The speech brings back memories of those fascinating days leading up to the moment when the starting gun on the referendum vote was fired in February last year. It explains the steps that led to Camoern’s momentous decision and is well worth a read.

The divorce Bill to the electorate

This letter, written by CIB Committee member Michael McGough, appeared in the Daily Telegraph on 22nd November 2017.

SIR – I hope that the Prime Minister and her team will be able to justify any “divorce bill” paid to the EU.

Sums must not be plucked from the air, but fully justified and audited. Most of the information upon which to calculate this payment is readily available. Our share of EU assets must be fully accounted for at our exit.

This is not an auction, but an orderly departure. We will pay what is due, but no more.

Michael McGough

The latest Futurus briefing paper – the financial settlement with the EU

CIB Committee member Anthony Scholefield has published his latest briefing paper entitled The financial settlement with the EU. This is a most timely contribution to the very topical debate about the Brexit divorce settlement.

The paper takes as its starting point an earlier analysis by Institute of Chartered Accountants of England and Wales (ICAEW) whose report was highlighted on this website a few months ago.

This august body assessed our assets and liabilities to the EU, concluding that the rumoured exit fee demanded by the EU was far higher than could be justified.

The Futurus paper goes further and states that actually, the EU owes us a refund. The gist of the argument is  that the UK should not be liable for any “authorised spending not yet incurred” by the EU, which amounts in total to £28 billion. It also raises the issue of the development of  the “intellectual property”  of the EU, such as the cost of constructing databases, building up regulatory systems, and so on. These are not included in the calculations but the  UK contributed a great deal to these matters and will probably now have to build its own systems. It can legitimately claim to be recompensed for the asset which is not recognised in the EU accounts.

At a time when discussion of the final exit settlement is reaching a critical stage, this short and readable analysis is a useful contribution to the debate.

UK avoids military merger this time, but risks remain

Our colleagues in Veterans for Britain have produced a briefing paper on the ongoing risks of being sucked into EU military integration. You can access this briefing paper by clicking on this link.

VfB has summarised last week’s decision not to sign up to PESCO as follows:-

The UK dramatically halted its blanket consent to EU military schemes at the EU Council meeting of 13 November 2017 by refusing to enter the ‘PESCO’ military union agreement.

Where does that leave the ongoing risk to the UK from entanglement in EU schemes? Our paper  describes the continuing problem. In fact, the risk has not receded.

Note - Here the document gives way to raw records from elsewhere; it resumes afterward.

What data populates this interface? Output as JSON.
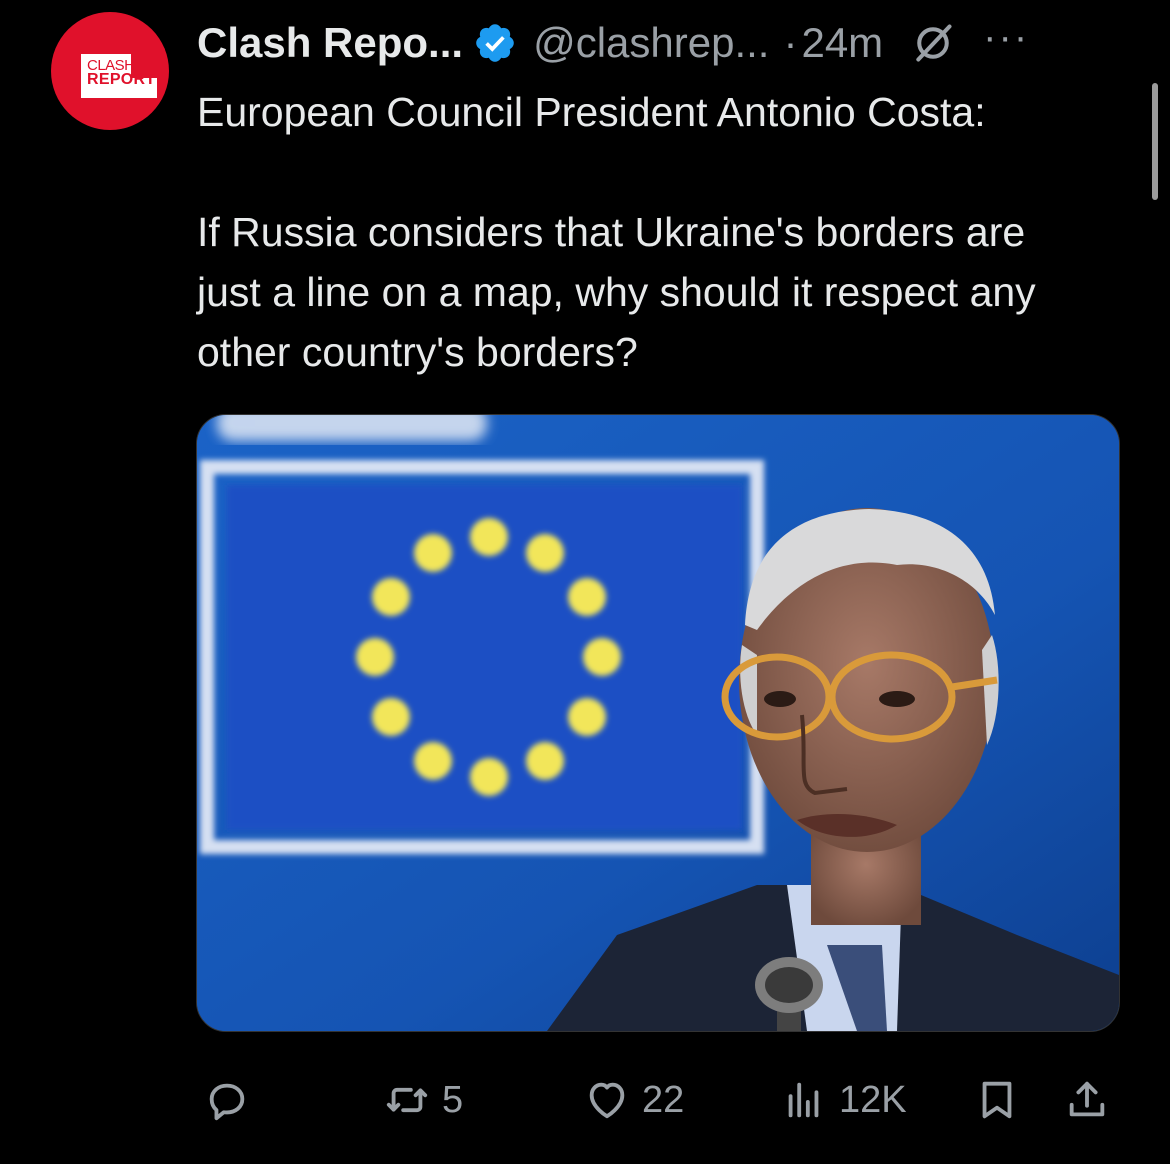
{
  "account": {
    "avatar_line1": "CLASH",
    "avatar_line2": "REPORT",
    "display_name": "Clash Repo...",
    "handle": "@clashrep...",
    "separator": "·",
    "time": "24m",
    "more": "···"
  },
  "tweet": {
    "line1": "European Council President Antonio Costa:",
    "body": "If Russia considers that Ukraine's borders are just a line on a map, why should it respect any other country's borders?"
  },
  "media": {
    "description_icon": "photo"
  },
  "actions": {
    "reply_count": "",
    "retweet_count": "5",
    "like_count": "22",
    "views_count": "12K"
  },
  "icons": {
    "verified": "verified-badge-icon",
    "grok": "slash-circle-icon",
    "reply": "reply-icon",
    "retweet": "retweet-icon",
    "like": "heart-icon",
    "views": "views-icon",
    "bookmark": "bookmark-icon",
    "share": "share-icon"
  },
  "colors": {
    "background": "#000000",
    "text": "#e7e9ea",
    "muted": "#9aa0a6",
    "verified": "#1d9bf0",
    "brand_red": "#e0112b"
  }
}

The PESCO agreement itself is designed to attract and engulf unwitting non-EU countries.

Background: PESCO, or Permanent Structured Cooperation, means participants agree to coordinate all defence decision-making and impose a single rigid structure on their militaries under collective EU authority. Besides the UK, only Ireland, Portugal, Malta and Denmark chose not to enter this merger project.

We would recommend that anyone wishing to be involved in campaigning to maintain our military independence should keep a close watch for new posts on the Veterans for Britain website, as they have considerable expertise in this critical area and thus know what the points at issue really are. We in CIB offer them our full support.